An exact copy of the data is required. No picture may appear in it.

START Data to process

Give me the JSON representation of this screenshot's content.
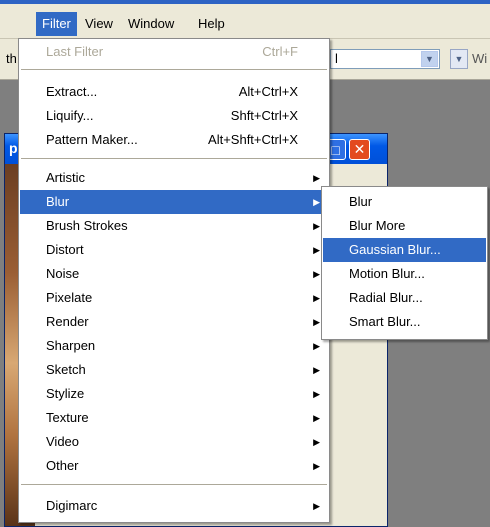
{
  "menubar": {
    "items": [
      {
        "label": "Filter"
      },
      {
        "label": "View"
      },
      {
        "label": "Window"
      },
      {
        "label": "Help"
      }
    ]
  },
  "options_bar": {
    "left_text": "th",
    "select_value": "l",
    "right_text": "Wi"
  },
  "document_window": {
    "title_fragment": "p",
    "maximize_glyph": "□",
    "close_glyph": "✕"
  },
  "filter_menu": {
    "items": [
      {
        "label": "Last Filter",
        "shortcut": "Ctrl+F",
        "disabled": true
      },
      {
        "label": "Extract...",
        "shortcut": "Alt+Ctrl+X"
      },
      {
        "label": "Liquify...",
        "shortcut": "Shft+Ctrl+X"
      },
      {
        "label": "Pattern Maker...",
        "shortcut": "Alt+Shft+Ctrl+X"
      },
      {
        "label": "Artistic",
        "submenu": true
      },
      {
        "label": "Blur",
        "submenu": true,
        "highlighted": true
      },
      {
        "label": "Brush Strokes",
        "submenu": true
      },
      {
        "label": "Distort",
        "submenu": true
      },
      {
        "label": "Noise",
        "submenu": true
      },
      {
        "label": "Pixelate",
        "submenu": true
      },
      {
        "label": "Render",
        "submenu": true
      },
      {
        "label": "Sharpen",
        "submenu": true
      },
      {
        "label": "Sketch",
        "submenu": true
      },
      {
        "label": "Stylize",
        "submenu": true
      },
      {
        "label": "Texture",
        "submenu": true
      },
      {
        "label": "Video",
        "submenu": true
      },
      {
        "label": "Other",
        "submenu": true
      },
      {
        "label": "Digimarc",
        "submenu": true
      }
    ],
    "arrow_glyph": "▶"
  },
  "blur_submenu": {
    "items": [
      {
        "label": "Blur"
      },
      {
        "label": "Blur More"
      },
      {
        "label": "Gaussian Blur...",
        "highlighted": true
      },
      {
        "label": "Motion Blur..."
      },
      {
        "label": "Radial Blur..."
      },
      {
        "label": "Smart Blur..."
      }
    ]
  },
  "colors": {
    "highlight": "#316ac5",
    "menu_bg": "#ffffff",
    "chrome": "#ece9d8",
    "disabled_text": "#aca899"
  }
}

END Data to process

### Answer box
Give me the JSON representation of this screenshot's content.
{
  "menubar": {
    "items": [
      {
        "label": "Filter"
      },
      {
        "label": "View"
      },
      {
        "label": "Window"
      },
      {
        "label": "Help"
      }
    ]
  },
  "options_bar": {
    "left_text": "th",
    "select_value": "l",
    "right_text": "Wi"
  },
  "document_window": {
    "title_fragment": "p",
    "maximize_glyph": "□",
    "close_glyph": "✕"
  },
  "filter_menu": {
    "items": [
      {
        "label": "Last Filter",
        "shortcut": "Ctrl+F",
        "disabled": true
      },
      {
        "label": "Extract...",
        "shortcut": "Alt+Ctrl+X"
      },
      {
        "label": "Liquify...",
        "shortcut": "Shft+Ctrl+X"
      },
      {
        "label": "Pattern Maker...",
        "shortcut": "Alt+Shft+Ctrl+X"
      },
      {
        "label": "Artistic",
        "submenu": true
      },
      {
        "label": "Blur",
        "submenu": true,
        "highlighted": true
      },
      {
        "label": "Brush Strokes",
        "submenu": true
      },
      {
        "label": "Distort",
        "submenu": true
      },
      {
        "label": "Noise",
        "submenu": true
      },
      {
        "label": "Pixelate",
        "submenu": true
      },
      {
        "label": "Render",
        "submenu": true
      },
      {
        "label": "Sharpen",
        "submenu": true
      },
      {
        "label": "Sketch",
        "submenu": true
      },
      {
        "label": "Stylize",
        "submenu": true
      },
      {
        "label": "Texture",
        "submenu": true
      },
      {
        "label": "Video",
        "submenu": true
      },
      {
        "label": "Other",
        "submenu": true
      },
      {
        "label": "Digimarc",
        "submenu": true
      }
    ],
    "arrow_glyph": "▶"
  },
  "blur_submenu": {
    "items": [
      {
        "label": "Blur"
      },
      {
        "label": "Blur More"
      },
      {
        "label": "Gaussian Blur...",
        "highlighted": true
      },
      {
        "label": "Motion Blur..."
      },
      {
        "label": "Radial Blur..."
      },
      {
        "label": "Smart Blur..."
      }
    ]
  },
  "colors": {
    "highlight": "#316ac5",
    "menu_bg": "#ffffff",
    "chrome": "#ece9d8",
    "disabled_text": "#aca899"
  }
}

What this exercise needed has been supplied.